Date Published: November 24, 2009
Publisher: Public Library of Science
Author(s): Matt Craddock, Rebecca Lawson, Hans P. Op de Beeck. http://doi.org/10.1371/journal.pone.0008009
Abstract: A variety of similarities between visual and haptic object recognition suggests that the two modalities may share common representations. However, it is unclear whether such common representations preserve low-level perceptual features or whether transfer between vision and haptics is mediated by high-level, abstract representations. Two experiments used a sequential shape-matching task to examine the effects of size changes on unimodal and crossmodal visual and haptic object recognition. Participants felt or saw 3D plastic models of familiar objects. The two objects presented on a trial were either the same size or different sizes and were the same shape or different but similar shapes. Participants were told to ignore size changes and to match on shape alone. In Experiment 1, size changes on same-shape trials impaired performance similarly for both visual-to-visual and haptic-to-haptic shape matching. In Experiment 2, size changes impaired performance on both visual-to-haptic and haptic-to-visual shape matching and there was no interaction between the cost of size changes and direction of transfer. Together the unimodal and crossmodal matching results suggest that the same, size-specific perceptual representations underlie both visual and haptic object recognition, and indicate that crossmodal memory for objects must be at least partly based on common perceptual representations.

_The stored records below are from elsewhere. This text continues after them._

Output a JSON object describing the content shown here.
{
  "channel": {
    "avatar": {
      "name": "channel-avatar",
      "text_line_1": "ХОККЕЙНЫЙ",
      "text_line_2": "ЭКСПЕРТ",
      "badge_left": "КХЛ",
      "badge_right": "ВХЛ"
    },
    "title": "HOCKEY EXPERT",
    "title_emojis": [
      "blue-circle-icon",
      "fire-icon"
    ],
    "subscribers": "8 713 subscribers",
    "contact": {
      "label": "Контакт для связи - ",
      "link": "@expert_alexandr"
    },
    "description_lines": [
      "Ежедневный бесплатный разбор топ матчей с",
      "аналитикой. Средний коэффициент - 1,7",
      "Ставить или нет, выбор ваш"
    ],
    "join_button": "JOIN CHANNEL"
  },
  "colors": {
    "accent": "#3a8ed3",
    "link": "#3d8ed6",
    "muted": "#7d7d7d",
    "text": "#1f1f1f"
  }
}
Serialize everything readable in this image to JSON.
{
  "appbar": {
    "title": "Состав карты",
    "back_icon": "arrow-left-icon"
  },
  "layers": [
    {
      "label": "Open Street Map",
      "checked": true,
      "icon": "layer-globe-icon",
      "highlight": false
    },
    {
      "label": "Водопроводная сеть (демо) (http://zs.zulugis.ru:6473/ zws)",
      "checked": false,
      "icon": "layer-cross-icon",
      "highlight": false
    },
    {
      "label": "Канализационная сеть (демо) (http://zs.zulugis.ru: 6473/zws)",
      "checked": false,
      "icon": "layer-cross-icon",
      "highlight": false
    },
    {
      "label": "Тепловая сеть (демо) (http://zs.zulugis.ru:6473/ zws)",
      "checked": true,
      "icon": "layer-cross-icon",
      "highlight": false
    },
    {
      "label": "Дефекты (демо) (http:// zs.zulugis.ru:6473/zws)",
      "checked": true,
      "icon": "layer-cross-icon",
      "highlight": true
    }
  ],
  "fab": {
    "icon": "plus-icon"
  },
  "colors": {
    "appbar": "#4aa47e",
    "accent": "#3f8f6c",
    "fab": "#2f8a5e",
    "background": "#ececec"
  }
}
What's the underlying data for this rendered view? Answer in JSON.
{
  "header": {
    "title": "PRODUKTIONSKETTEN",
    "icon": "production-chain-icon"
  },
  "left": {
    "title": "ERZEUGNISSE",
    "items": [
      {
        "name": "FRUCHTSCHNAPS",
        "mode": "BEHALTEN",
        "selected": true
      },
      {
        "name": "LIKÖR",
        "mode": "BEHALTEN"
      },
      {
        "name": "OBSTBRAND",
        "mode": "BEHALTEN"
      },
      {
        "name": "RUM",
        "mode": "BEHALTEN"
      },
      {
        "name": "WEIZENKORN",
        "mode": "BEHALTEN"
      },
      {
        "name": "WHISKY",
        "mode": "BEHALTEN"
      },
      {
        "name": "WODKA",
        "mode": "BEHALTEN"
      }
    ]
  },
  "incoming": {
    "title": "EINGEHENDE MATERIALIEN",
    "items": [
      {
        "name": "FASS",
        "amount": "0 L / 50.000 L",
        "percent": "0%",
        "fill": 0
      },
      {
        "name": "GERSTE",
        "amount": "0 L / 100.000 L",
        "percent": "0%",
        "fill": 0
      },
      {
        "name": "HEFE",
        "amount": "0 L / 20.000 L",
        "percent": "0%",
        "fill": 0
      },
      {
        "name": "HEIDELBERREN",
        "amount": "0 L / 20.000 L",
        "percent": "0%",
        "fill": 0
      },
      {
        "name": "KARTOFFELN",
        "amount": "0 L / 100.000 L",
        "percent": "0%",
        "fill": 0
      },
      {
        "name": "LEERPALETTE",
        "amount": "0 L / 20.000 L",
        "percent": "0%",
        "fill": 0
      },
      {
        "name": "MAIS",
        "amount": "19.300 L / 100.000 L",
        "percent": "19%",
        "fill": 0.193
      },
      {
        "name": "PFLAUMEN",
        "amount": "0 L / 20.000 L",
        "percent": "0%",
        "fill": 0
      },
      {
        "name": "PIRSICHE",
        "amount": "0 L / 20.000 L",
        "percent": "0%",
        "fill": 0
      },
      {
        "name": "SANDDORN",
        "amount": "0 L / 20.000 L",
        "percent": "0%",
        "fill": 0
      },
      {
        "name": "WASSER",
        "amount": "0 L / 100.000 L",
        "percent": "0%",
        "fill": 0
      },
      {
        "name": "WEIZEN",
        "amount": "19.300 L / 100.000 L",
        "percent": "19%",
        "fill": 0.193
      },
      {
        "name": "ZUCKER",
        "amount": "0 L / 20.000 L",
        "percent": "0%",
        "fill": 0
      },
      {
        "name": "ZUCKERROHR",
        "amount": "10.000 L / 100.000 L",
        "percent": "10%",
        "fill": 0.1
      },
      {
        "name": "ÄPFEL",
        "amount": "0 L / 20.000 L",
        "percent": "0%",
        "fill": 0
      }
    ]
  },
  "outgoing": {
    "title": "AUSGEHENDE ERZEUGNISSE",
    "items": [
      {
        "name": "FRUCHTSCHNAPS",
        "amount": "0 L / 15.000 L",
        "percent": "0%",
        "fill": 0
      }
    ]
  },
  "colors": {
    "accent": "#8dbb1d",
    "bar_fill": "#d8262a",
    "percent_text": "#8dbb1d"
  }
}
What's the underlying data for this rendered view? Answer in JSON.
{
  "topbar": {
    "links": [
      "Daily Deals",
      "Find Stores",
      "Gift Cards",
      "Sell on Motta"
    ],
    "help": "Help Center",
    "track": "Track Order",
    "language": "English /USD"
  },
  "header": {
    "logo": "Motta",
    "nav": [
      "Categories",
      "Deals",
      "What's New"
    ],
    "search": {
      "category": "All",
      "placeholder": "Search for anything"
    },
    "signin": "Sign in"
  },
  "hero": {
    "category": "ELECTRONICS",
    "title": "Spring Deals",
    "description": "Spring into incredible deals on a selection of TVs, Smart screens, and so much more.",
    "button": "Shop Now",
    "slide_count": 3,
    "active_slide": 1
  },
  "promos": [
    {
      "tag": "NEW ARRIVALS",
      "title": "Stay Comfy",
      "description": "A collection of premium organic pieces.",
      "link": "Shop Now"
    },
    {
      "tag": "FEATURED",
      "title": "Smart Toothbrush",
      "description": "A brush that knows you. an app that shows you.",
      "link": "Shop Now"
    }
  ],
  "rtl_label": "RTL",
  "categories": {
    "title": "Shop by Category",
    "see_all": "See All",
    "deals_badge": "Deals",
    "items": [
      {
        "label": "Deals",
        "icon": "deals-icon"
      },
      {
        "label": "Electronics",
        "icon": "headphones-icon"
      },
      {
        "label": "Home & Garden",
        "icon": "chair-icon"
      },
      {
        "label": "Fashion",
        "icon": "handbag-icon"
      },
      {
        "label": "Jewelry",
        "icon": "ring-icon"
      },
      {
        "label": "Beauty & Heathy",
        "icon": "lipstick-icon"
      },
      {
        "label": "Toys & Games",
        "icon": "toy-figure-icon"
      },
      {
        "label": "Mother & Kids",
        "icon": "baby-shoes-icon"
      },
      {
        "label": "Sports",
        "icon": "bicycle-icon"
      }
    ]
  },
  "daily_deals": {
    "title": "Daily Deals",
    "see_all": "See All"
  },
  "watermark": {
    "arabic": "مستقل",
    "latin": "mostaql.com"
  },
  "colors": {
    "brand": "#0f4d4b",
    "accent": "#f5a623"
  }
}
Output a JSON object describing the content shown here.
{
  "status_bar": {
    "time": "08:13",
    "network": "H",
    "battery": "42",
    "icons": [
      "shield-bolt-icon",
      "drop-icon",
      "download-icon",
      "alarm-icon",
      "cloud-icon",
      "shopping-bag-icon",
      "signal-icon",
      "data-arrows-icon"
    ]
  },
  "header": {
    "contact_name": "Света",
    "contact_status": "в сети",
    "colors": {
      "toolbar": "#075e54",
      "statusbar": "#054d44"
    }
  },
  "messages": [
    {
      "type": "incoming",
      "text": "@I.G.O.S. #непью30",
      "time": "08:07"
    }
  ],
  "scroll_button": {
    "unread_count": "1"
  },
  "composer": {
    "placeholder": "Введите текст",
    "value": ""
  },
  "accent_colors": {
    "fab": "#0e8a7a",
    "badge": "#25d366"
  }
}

Partial Text: Visual object constancy is the ability to consistently identify objects despite wide variation in their appearance attributable to such causes as a change in orientation between viewing instances . Recent research has started to investigate the attainment of object constancy in haptic object recognition, and how haptic and visual object recognition compare. When compensating for changes of object orientation, similar overall patterns of performance to those observed in vision have been found in the haptic modality –. In Craddock and Lawson  we established that there are also similar costs of size changes for visual and haptic familiar object recognition. Here, we extend that research to examine whether size-sensitive representations are modality-specific or are shared across the visual and haptic modalities.
Together the two studies reported here tested unimodal (HH and VV) and crossmodal (HV and VH) sequential matching of 3D models of familiar objects. In all four conditions performance was better on same-size relative to size-change matches, indicating that the perceptual shape representations underlying visual and haptic object recognition are size-sensitive. These results extend our previous findings of size-sensitivity in 2D visual and 3D haptic object recognition .